the enzyme found in muscle tissue following muscle trauma, disease or liver disease is asparatate aminotransferase (AST) elevated
a by product produced by cells underggoing anaerobic metabolism owing to lack of oxygen is lactic acid or lactate; levels increased when conditions of decreased oxygen delivery to tissues
The most common cause of elevated lactate levels (hyperlactatemia) is hypovalemia (decrease in volume of blood plasma) seen mainly with colic and diarrhea
lactate levels in venous blood can provide an objective measurement of the magnitude of hypovolemia and can help in monitoring the response to fluid therapy
other causes of increased blood lactate levels include anemia, cardiac disease and respiratory disease
in colic cases comparing the lactate level in peripheral blood with an abdominal fluid sample can be useful in determining the viability of the intestine; in colic cases where blood supply is compromised such as large colon volvulus or a strangulating small intestinal lesion result in an elevated lactate level
blood gas analysis provides information on the oxygen and carbon dioxide content, pH, base deficit and bicarbonate levels of a patient
arterial samples are indicated to evaluate patients with respiratory disease
venous samples are indicated in patients with diseases affecting metabolic acid-base status such as diarrhea and kidney disease
urinalysis is essential for evaluation of primary renal disease
normal urine in horses contains calcium carbonate crystals and is usually alkaline pH 7-9, which would lead to a false positive in protein readings
because of mucous glands located within the renal pelvis urine may appear thick and mucoid
red urine can be caused for many different reasons primary urinary tract infection, hemolytic anemia, or myoglbin/myositis
specific gravity indicates the ability of the kidney to concentrate urine in horses no greater than 1.030
urinary electrolyte excretion ratios indicate the ability of the kidney to conserve electrolytes
WBC and the presence of bacteria are indicative of primary urinary tract infection
the presence of protein, glucose and casts is indicative renal disease
evaluation of body fluids (CSF, joint, abdominal) provides important information pertaining to inflammation, infection or neoplasia within that particular body cavity
boy fluids can be analyzed for these products total protein, total cell count, differential cell count, bacterial culture and testing for specific infectious diseases
abnormalities in protein and cell counts can identify an inflammatory, infection, neoplastic process

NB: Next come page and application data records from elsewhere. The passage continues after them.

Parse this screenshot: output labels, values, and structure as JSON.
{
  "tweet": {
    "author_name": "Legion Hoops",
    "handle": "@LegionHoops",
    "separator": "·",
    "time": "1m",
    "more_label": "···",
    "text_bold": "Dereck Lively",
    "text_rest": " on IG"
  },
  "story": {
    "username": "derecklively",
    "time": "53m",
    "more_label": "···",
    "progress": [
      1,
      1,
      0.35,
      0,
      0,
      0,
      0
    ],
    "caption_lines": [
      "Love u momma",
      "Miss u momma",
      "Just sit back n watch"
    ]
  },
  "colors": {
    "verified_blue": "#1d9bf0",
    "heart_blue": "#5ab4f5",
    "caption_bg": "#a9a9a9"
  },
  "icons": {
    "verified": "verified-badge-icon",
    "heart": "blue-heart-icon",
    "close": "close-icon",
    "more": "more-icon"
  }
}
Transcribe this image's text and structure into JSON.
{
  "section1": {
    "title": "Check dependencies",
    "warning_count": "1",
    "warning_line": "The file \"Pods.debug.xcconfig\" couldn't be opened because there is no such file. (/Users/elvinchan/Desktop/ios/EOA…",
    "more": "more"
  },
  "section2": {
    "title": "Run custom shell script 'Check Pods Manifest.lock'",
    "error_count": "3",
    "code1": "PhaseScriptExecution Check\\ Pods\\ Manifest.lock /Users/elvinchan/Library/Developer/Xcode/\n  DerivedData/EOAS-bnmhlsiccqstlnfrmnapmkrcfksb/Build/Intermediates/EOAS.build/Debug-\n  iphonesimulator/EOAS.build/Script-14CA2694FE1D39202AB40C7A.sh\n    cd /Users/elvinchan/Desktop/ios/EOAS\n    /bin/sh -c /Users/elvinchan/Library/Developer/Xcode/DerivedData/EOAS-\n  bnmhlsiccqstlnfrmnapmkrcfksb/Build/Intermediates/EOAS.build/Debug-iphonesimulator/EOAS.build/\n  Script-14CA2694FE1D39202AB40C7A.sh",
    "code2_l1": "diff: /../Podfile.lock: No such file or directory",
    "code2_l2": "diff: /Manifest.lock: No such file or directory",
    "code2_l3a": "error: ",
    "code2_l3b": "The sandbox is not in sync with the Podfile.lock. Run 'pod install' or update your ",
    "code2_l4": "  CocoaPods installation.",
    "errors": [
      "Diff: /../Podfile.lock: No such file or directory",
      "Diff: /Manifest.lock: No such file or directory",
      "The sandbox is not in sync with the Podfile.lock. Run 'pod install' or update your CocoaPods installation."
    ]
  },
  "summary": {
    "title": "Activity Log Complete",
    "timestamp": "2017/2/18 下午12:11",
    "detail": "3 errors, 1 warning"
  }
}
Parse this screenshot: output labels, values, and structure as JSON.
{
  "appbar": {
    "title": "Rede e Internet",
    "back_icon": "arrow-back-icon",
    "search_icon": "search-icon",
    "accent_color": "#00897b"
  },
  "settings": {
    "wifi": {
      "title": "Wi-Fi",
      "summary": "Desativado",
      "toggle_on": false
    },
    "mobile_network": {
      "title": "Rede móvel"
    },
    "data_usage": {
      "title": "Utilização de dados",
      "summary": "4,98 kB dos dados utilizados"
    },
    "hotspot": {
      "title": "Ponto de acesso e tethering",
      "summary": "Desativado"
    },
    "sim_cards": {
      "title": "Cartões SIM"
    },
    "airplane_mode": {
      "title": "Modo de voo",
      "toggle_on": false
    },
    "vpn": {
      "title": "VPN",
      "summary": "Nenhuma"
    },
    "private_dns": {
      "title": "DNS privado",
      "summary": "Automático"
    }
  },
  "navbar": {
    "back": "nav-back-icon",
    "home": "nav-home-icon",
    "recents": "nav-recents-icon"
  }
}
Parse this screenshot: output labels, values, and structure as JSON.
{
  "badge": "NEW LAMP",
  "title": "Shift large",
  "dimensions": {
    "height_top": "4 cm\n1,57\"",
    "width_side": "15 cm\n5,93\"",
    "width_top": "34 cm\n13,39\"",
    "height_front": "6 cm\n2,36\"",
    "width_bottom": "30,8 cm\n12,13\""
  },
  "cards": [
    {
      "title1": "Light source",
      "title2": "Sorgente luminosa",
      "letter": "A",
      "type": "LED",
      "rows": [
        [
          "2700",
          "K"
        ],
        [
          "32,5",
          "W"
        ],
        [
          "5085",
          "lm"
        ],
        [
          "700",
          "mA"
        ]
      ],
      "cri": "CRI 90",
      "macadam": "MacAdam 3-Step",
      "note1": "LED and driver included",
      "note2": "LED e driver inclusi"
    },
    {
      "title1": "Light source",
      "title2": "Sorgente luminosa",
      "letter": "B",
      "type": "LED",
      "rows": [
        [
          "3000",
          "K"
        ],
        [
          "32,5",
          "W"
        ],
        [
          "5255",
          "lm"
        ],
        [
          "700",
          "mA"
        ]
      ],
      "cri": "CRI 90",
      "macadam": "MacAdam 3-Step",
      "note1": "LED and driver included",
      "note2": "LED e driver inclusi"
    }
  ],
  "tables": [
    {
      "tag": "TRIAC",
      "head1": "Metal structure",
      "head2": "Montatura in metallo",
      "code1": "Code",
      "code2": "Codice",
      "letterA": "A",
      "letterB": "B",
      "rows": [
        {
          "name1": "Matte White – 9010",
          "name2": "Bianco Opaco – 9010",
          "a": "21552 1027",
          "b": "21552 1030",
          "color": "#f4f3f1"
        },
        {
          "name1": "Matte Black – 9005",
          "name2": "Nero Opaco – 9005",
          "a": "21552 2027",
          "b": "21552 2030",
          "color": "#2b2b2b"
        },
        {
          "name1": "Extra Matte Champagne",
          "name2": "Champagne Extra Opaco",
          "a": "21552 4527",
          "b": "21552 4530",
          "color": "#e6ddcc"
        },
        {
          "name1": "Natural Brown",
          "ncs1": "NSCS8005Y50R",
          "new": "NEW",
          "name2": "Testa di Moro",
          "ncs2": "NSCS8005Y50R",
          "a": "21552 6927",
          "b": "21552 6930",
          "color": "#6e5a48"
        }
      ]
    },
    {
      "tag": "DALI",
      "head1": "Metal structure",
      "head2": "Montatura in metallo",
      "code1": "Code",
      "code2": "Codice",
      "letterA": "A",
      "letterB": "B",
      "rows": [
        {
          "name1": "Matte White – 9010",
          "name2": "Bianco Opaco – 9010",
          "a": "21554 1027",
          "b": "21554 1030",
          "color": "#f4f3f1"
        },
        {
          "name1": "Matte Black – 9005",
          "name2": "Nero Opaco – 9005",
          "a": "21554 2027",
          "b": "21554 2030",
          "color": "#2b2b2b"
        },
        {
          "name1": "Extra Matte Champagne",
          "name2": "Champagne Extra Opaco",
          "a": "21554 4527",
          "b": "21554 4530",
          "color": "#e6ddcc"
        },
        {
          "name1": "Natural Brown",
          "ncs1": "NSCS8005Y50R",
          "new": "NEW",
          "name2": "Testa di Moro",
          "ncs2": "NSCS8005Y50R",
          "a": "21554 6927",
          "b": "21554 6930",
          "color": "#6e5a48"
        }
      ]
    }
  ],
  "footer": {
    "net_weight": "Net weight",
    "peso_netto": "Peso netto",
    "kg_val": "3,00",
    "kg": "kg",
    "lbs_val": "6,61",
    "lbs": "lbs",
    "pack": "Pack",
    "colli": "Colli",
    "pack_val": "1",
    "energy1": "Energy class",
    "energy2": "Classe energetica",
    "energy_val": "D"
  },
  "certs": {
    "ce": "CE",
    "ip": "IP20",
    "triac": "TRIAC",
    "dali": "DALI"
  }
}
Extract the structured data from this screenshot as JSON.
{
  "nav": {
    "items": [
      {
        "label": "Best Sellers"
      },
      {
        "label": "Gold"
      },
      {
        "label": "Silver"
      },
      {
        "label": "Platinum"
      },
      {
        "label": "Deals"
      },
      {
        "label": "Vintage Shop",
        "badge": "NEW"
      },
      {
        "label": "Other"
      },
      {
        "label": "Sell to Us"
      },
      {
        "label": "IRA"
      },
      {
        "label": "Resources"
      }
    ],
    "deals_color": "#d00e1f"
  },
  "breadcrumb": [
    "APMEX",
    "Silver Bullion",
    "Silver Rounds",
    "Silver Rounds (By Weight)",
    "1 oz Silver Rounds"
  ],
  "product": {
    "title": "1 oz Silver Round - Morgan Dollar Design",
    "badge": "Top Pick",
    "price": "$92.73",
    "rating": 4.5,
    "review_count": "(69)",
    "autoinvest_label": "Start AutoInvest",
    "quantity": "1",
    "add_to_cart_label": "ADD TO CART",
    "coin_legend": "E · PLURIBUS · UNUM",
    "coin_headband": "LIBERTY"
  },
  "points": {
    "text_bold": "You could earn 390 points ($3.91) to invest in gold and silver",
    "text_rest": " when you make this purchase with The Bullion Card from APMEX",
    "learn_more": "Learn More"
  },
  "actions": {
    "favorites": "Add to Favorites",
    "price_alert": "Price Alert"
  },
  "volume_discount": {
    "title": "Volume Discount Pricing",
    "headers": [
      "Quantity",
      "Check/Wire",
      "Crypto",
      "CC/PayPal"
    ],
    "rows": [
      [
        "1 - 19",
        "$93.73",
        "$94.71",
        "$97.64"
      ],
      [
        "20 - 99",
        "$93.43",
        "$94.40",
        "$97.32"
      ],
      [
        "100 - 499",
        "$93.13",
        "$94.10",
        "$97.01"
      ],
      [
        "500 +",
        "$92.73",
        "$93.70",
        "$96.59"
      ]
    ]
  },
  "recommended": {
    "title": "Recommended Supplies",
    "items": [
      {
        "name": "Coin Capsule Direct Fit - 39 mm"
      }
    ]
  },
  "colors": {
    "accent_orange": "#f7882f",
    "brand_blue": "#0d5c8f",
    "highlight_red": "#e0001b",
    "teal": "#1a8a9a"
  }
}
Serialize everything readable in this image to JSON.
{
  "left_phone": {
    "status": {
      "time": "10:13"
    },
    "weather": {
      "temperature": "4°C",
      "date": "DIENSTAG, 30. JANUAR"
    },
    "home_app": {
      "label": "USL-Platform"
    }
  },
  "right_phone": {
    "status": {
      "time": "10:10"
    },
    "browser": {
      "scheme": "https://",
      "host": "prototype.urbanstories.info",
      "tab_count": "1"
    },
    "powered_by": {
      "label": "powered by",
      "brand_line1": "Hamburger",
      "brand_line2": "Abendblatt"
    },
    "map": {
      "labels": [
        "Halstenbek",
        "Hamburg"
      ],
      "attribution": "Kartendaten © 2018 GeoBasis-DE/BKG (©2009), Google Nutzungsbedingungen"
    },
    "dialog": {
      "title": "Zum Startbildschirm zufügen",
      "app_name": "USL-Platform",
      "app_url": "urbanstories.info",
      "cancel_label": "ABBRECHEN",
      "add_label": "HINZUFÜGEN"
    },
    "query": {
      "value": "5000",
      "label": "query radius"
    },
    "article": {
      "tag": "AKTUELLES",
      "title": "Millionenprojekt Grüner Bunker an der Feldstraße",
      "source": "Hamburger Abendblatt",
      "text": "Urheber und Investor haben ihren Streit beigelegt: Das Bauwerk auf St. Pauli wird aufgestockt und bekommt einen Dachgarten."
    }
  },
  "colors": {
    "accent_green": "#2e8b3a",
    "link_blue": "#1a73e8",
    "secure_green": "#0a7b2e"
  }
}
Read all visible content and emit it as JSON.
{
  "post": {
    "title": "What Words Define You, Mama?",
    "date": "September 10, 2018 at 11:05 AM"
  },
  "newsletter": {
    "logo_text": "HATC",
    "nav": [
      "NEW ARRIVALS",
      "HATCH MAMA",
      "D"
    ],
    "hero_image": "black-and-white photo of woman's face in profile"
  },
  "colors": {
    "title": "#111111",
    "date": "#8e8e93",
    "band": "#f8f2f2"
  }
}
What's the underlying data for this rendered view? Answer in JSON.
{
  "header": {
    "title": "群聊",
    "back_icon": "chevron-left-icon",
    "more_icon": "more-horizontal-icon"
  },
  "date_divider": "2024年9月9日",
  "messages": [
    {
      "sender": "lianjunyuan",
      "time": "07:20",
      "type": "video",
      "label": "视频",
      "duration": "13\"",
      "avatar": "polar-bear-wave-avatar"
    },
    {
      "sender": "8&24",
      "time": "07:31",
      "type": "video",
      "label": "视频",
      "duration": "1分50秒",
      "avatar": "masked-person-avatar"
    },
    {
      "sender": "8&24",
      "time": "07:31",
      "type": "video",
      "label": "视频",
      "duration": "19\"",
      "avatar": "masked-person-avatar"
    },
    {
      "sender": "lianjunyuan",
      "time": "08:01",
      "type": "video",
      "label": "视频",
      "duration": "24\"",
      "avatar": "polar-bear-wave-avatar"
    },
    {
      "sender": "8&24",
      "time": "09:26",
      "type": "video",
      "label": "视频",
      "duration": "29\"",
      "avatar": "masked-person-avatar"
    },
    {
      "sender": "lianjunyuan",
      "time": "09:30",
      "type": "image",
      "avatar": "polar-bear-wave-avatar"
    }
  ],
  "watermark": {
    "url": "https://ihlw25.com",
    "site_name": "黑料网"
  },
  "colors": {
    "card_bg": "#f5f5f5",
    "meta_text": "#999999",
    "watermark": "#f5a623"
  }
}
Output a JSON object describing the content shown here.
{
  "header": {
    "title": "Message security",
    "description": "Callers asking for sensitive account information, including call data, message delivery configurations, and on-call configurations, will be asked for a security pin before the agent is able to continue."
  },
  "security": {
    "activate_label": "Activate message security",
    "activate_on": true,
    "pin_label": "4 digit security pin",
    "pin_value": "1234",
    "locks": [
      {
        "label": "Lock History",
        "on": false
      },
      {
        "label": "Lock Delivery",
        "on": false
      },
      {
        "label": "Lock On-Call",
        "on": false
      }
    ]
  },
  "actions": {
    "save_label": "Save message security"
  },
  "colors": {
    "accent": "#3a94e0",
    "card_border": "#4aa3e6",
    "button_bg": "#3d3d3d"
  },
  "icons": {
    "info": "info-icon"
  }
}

CSF tap can detect several antibodies for neurologic diseases including equine protozoal myelitis, herpes myeloencephalopathy, enquine encephalomyelitis
clinical signs making abdominocentesis necessary are abdominal pain, abnormal rectal exam, abdominal distention, idiopathic fever
cocmplications of abdominocentesis include tramatic bowel rupture, bowel rupture, trav
techs play an important role in bacterial testing of specimens collected from patients with infectious disese from bodily fluid, feces, urine, wound exudate
a laboratory technique that identifies and amplifies a specific segment of genetic meaterial from bacteria, viruses, or animals polymerase chain reaction PCR
PCR allows for very sensitive and specific diagnostic testing for bacterial and viral pathogens, genetic disease because the DNA sample are unique to each organism
PCR can be used to diagnose genetic disorders by identifying the segment of DNA specific to the disease
fasting hyperbilirubinemia a normal response to serum bilirubin concentrations when feed is withheld for 24 hours in horses
capitalization of veterinary technician skills in food animal practice can help with meeting client and patient needs and can improve practice productivity, efficiency and revenue
Created by: tnewhouse